Hey David. Aren’t you one o’ them rabid indies? Whyfore are you suddenly talking about publishers? Good question! The answer is that a publisher who did this would be offering me an actual service. One that would be worth money to me. Sure, I could probably duplicate the tech eventually and offer my own feeds, but who would care? Also, just how good at managing multiple-author subscriptions and anthologies am I really going to be? And do I really want to jump feet-first into this new world, where Amazon’s algorithms may well play second fiddle to personal relationships with those who successfully recommend and sell books? I mean…sheesh. This is what a publisher should do. From my perspective, anyway. Probably not just mine, but you never know. Sometimes I’m odd.
Okay, so I’m a publisher and I want to remake the ebook world. What does this mean I need to do, in simple terms?
- Set up affiliate programs.
- Allow not just referrals to your site, but also actual sales on affiliate sites.
- Pay more to those who sell on their own sites rather than yours. Because you want them to build a successful business. You want lots of businesses out there selling your stuff. That way nobody’s an Amazon anymore.
- Speaking of that: always pay the affiliates well. Pay them lots of money. Offer something like what you’re currently paying Amazon, and maybe even a little more in special cases. They’re doing the actual work of selling the products; honor that and see if you can make up the difference (or more) in volume.
- In other words: crowdsource your sales team. Partly, at least.
- Also crowdsource reviews and recommendations wherever possible. Don’t you already mostly do this?
- That’s all automated, once the basics are built. What you actually do is spend your time building and maintaining relationships with influential sellers/distributors/recommenders. Do lunch. Talk to people. Get them excited.
- Occasionally try a new idea, if it looks like it might work.
I think it means “professional publishing” is what you need to do. Only in this century. Amazon? So 1990s.
Okay, there are caveats. Can traditional publishers actually do this today, without violating whatever contract terms they generally have in force? Beats me. On the other hand…if they need to renegotiate those terms to get the necessary rights, and they have something to offer writers, could they do so? I don’t see why not.
How about newer and smaller “indie” publishers? Can they get together and start doing this? Come to think of it, since Smashwords automatically opts all its authors in to new distribution channels…could Mark Coker find a way to make this happen all by himself? Maybe. (Also, where’s his indie-book-of-the-month club? Come to think of it, why doesn’t Smashwords have twenty of them?)

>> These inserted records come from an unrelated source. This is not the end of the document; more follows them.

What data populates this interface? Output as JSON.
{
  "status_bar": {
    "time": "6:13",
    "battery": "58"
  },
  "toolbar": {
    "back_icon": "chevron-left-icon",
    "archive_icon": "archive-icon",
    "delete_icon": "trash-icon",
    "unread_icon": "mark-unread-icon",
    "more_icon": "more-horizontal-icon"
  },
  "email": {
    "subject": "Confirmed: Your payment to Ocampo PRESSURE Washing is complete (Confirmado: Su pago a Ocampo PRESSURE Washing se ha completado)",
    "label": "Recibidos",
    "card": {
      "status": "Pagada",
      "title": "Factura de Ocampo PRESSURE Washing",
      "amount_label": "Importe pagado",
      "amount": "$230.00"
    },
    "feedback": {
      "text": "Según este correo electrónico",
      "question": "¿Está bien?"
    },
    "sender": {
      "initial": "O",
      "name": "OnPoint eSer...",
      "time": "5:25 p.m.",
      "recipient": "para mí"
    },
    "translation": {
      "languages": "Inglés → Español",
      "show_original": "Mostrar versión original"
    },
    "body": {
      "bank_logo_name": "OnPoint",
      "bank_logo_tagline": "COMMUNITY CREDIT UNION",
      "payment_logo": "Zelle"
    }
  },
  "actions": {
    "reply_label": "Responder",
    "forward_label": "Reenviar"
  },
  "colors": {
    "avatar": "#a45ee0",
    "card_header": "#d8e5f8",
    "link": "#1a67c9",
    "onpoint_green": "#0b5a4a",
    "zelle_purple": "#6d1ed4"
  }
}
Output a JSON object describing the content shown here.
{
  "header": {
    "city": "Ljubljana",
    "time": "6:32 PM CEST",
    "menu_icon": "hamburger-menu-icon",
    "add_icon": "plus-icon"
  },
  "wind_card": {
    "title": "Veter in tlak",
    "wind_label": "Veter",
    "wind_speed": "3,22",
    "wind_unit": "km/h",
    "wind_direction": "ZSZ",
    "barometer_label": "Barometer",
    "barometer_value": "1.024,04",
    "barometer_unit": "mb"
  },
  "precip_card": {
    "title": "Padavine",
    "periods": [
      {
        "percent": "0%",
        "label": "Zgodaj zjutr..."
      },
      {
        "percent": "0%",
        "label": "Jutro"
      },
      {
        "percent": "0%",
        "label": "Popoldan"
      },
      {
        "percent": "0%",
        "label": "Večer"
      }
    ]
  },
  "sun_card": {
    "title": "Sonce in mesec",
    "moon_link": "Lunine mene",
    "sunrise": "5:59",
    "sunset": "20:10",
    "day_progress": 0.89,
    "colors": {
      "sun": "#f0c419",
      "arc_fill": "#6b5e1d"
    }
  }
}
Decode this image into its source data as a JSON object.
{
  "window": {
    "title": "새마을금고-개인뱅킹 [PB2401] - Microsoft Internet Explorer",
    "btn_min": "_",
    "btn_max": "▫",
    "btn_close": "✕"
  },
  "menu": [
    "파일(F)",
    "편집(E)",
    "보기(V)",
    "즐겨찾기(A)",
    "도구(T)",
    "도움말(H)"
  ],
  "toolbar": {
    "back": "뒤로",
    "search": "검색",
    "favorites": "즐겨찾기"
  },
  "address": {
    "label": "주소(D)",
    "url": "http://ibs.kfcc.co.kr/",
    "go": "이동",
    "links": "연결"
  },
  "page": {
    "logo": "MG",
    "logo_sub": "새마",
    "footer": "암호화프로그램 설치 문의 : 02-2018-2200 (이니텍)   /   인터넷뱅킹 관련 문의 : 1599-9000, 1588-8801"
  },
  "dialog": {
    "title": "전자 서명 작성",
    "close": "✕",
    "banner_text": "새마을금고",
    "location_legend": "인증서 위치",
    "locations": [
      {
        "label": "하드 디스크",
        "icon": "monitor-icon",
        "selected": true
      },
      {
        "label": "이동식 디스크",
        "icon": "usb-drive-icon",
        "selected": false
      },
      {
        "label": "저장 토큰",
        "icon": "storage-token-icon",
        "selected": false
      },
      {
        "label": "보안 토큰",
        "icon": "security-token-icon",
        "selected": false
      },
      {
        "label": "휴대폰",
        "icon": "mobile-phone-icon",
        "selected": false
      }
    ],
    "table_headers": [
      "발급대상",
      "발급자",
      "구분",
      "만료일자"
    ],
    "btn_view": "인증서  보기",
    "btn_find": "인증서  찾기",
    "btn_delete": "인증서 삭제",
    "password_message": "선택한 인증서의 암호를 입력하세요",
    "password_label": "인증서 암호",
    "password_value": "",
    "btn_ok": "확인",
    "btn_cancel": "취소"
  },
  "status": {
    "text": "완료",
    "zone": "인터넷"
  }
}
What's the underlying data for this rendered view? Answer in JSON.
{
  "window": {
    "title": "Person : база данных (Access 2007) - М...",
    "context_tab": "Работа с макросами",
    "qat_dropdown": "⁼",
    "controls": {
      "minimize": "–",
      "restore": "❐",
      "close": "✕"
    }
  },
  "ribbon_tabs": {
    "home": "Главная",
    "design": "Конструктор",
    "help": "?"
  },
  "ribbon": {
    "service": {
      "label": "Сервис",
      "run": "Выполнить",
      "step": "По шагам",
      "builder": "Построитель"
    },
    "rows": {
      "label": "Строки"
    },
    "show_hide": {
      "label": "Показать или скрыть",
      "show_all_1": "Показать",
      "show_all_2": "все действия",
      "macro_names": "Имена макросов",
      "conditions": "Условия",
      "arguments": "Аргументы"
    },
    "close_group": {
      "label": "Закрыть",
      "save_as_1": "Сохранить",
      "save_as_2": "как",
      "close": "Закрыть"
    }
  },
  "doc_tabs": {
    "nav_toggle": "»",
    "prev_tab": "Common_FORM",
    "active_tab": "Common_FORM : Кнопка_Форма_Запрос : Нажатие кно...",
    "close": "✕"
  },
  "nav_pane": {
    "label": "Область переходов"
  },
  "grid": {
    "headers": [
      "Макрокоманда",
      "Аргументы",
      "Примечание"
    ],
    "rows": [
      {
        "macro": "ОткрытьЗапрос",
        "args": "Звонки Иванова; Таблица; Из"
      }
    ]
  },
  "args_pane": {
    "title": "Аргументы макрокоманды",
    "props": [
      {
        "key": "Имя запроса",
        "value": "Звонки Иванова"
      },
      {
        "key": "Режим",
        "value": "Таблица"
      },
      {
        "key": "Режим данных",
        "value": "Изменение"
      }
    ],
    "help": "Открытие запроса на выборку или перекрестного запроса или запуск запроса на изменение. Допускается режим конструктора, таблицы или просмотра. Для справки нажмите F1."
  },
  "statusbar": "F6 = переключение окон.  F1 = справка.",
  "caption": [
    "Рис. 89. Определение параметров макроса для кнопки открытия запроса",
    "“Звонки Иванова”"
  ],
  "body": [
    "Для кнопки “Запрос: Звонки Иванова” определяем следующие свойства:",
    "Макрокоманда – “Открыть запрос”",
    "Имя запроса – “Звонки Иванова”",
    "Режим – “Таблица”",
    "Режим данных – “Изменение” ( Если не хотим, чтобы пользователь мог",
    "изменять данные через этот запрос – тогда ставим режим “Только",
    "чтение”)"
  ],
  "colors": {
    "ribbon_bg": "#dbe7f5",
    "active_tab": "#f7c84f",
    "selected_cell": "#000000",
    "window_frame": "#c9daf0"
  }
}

Here’s the thing, though. I think whoever gets this rolling needs a larger market share than Smashwords has, if it’s going to happen quickly. And probably needs to offer bestsellers too. Though…I could be wrong. Maybe we just need the right catalyst. That’d be cool.
So, who wants to try? Anyone? Anyone? Bueller?
Have fun out there!